## ACTION ITEM:
Search for the word "State" in the entries. Each line that holds it should be copied.

## SOURCE MATERIAL:
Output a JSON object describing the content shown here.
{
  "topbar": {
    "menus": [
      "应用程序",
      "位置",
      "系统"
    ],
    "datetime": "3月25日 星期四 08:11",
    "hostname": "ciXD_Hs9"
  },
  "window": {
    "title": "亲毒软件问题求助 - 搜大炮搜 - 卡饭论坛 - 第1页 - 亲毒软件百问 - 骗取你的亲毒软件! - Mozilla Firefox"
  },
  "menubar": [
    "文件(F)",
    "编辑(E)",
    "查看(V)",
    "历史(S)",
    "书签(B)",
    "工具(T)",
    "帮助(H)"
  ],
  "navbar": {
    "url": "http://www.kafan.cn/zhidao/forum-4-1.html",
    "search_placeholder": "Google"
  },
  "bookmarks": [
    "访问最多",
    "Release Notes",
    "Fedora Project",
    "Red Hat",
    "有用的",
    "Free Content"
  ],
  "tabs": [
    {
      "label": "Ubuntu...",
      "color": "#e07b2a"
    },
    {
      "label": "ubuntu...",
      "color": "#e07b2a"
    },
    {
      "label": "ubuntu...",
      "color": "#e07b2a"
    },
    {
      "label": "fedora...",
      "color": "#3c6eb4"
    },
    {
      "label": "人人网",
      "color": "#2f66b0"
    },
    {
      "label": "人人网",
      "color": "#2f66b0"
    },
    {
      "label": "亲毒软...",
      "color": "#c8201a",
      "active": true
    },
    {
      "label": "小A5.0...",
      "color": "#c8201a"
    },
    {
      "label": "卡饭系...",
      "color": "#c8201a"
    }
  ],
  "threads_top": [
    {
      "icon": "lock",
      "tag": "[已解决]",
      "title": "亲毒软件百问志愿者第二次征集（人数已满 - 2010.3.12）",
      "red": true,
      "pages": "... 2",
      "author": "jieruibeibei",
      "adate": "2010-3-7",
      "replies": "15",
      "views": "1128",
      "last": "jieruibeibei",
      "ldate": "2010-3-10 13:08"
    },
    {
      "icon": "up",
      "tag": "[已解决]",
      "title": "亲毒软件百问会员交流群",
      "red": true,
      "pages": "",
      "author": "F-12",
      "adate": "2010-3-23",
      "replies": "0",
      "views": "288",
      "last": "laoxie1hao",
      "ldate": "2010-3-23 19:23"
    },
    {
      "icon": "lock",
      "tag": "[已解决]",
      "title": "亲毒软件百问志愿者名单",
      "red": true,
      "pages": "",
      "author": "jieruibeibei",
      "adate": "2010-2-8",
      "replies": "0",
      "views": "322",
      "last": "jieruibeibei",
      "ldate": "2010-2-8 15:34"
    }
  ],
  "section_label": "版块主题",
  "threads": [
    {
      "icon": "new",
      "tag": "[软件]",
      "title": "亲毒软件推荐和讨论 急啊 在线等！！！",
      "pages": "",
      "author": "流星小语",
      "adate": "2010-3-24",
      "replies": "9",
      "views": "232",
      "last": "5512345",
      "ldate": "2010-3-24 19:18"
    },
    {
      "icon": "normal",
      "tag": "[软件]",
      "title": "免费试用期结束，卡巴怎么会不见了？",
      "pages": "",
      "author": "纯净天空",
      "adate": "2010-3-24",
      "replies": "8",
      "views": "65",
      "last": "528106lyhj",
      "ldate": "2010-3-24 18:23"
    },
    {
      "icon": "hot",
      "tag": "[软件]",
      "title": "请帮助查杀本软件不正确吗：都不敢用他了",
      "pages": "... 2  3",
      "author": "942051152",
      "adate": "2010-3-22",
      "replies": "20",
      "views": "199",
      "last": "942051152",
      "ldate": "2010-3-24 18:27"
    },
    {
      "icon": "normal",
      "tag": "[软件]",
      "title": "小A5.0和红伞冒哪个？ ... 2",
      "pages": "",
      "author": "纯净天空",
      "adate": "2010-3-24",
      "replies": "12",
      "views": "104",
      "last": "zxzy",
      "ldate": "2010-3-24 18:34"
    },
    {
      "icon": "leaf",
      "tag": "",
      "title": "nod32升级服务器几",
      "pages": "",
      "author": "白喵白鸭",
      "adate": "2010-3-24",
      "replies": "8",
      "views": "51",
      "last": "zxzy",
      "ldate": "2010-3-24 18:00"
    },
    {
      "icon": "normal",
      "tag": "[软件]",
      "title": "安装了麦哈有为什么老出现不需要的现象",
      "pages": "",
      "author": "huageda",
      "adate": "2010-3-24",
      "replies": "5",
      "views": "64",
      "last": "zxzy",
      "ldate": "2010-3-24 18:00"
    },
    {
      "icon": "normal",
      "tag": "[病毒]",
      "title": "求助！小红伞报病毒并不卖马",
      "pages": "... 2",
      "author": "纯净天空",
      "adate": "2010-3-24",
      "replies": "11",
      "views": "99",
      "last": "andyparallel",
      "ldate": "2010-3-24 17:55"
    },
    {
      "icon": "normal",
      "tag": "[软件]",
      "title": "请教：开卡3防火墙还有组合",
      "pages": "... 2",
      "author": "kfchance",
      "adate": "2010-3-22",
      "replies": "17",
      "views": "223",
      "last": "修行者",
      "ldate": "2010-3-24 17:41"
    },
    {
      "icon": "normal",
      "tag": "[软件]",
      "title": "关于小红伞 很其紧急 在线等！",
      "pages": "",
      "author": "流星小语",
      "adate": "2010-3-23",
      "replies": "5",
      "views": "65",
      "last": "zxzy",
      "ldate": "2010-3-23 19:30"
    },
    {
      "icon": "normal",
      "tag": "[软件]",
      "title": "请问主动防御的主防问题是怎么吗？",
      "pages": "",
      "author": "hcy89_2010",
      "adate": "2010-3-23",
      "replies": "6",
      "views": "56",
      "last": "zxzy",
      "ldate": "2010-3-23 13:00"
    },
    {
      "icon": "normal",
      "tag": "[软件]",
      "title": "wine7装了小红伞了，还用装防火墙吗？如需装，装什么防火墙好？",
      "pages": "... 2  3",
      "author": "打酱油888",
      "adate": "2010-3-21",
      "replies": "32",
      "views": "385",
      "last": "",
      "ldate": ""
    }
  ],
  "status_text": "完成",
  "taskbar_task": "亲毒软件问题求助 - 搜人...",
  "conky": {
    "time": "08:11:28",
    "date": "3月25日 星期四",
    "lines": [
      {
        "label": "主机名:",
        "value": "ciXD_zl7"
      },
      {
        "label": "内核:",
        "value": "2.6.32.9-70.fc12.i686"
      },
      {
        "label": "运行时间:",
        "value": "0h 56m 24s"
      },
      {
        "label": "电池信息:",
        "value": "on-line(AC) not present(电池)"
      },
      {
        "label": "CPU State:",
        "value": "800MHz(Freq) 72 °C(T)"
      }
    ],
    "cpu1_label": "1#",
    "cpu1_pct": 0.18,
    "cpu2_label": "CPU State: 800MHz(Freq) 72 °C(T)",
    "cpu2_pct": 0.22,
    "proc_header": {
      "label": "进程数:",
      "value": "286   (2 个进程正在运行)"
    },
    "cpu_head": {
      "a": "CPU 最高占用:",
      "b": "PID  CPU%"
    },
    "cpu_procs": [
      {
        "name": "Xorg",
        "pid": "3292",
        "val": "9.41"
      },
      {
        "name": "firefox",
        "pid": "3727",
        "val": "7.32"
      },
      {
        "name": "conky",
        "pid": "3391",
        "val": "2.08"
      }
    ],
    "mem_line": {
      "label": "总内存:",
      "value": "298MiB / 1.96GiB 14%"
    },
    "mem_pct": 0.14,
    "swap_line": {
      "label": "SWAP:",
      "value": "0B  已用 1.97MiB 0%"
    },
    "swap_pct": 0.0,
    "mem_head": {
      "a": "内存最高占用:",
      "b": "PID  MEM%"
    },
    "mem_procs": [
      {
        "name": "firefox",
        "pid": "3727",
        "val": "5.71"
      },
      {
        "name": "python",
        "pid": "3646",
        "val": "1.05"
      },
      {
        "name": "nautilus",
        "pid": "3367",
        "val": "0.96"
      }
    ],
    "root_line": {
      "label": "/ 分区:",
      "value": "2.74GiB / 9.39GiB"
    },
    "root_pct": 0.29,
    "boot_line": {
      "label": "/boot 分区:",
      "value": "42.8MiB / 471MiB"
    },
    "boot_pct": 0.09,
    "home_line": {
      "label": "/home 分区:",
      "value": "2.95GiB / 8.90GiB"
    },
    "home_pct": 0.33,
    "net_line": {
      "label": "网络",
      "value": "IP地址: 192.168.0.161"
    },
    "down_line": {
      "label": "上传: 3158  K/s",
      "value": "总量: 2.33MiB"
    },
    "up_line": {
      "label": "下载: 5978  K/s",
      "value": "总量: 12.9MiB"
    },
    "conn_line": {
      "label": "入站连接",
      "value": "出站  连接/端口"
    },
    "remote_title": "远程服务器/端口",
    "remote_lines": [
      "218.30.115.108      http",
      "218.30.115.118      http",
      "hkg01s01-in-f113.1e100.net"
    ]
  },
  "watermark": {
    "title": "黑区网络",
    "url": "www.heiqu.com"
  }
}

## EXERCISE RESPONSE:
        "label": "CPU State:",
    "cpu2_label": "CPU State: 800MHz(Freq) 72 °C(T)",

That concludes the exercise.